Wednesday, May 27, 2009

Stocking a Dungeon

When I started my Erimia campaign, I reread Moldvay's Basic D&D and I came across the following advice for stocking a dungeon:

To "stock" a dungeon means to fill in general details, such as monsters, treasure, and traps. Special monsters should be first placed in the appropriate rooms along with special treasures. The remaining rooms can be stocked as the DM wishes. If there is no preference as to how certain rooms are stocked, the following system may be used.

He then provides a pair of tables where contents maybe determined by a d6:

1-2 Montser
3 Trap
4 Special
5-6 Empty

Is There Treasure?
Monster Yes on 1-3
Trap Yes on 1-2
Empty Yes on 1

There is an elegance here that belies the image of random tables being random and chaotic. Using this system, and a couple of sub-tables utilizing a d6, one can create a unique feel for any dungeon map.

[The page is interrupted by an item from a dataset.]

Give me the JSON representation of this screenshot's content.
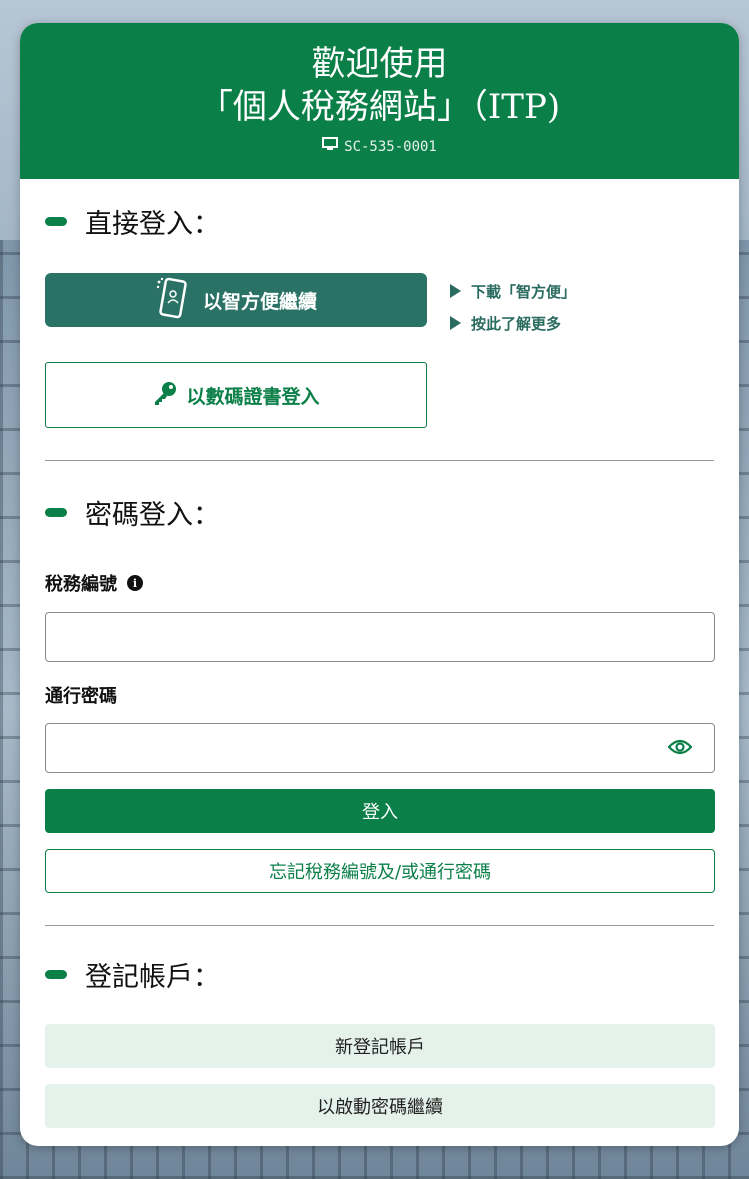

For example: I use this system to stock the Dungeon Beneath the Ruins in my Erimia campaign. Each level or sub-level has "special monsters" — the main or climactic encounters on each level. I place some special features, some treasure and leave the rest to the random table. However, the random table is tightly controlled. I use a template with the following pattern:

1-2 Humanoid
3 Animal
4 Undead
5 Vermin
6 Chaos Beast

These numbers can be altered to change frequency, depending on the feel for each level. Each of these results then goes to a sub-table which give a specific result. This is where every level gets its true character. If you have a sub-level occupied by goblinoids next to a sub-level full of lizard-folk, the humanoid sub-table for each could look like this:

1-3 Goblins
4 Hobgoblins
5 Bugbears
6 Lizardmen

1-3 Lizardmen
4-5 Troglodytes
6 Goblins

Keeping each small table within a theme creates the sense of an ecosystem. Since each table has a maximum of six entries, it takes very little effort to create.

There are several advantages to this:

1. It saves time. As a Referee I don't have to worry about stocking everything in a huge mega-dungeon.
2. It makes the dungeon extremely portable and recyclable. I can use the same dungeon several times and have it be different each time. When players clear out a level, restocking is not much of an issue.
3. It is as much an adventure for the Referee as it is for the player. I get to have the fun of seeing my dungeon develop in an organic way through the interaction of my concept, the players and some dice.

The lesson here is that random tables are only as crazy and chaotic as you allow them to be. When tightly controlled, they are an invaluable tool.


Anonymous said...

So do you roll up the random contents as you play? Or beforehand?

Kevin Mac said...

As an old schooler I loved charts, but I use them less than my love would indicate. For dungeons I prefer to hand-stock everything. It's not a question of time, because I don't think that outside of special monsters that it's a big decision making process. Sometimes what treasure to put stumps me for a bit, but I'm not always happy with what a random chart will choose for me. Which means more rolls and finally taking more time than just yanking the contents out of my head, or at least choosing from examples in charts for treasure.

FrDave said...

To varying degrees, I do both. It is one of the reasons I love this system — it is so versatile. When doing things on the fly, you have to realize that the story behind what is going on in each level is derived from the already placed the "special" encounters. Thus, random encounters will behave accordingly.

Your concerns are the reason I do all the "set-piece" encounters and all the special treasures I want on the level by hand. For all the encounters by random table, I simply have a set range of treasure that is similar across the board. This reduces re-rolls to a minimum. Remember, these tables are tightly controlled — the times I don't like a roll is rare.

I have stocked similar sized dungeons using both this random table method, and placing everything by hand. For me, the random method takes much less time.

Norman J. Harman Jr. said...

Yeah, "random" tables when rolled on many times such as for encounters or stocking a dungeon are (assuming fair dice) the opposite of random. They are in fact a uniform distribution of probabilities.

Random generation gets such an undeserved, bad rap.

Random tables aren't randomly created. They are (hopefully) very carefully hand crafted, like yours, to produce specific results. btw keeping tables simple (d6 to d20, non bellcurved) really helps.

All random tables produce a patterns. It's just you have to zoom out a bit to see them. This is how/why using random table creates the tone/ecology you're looking for. This is very unintuitive for many people.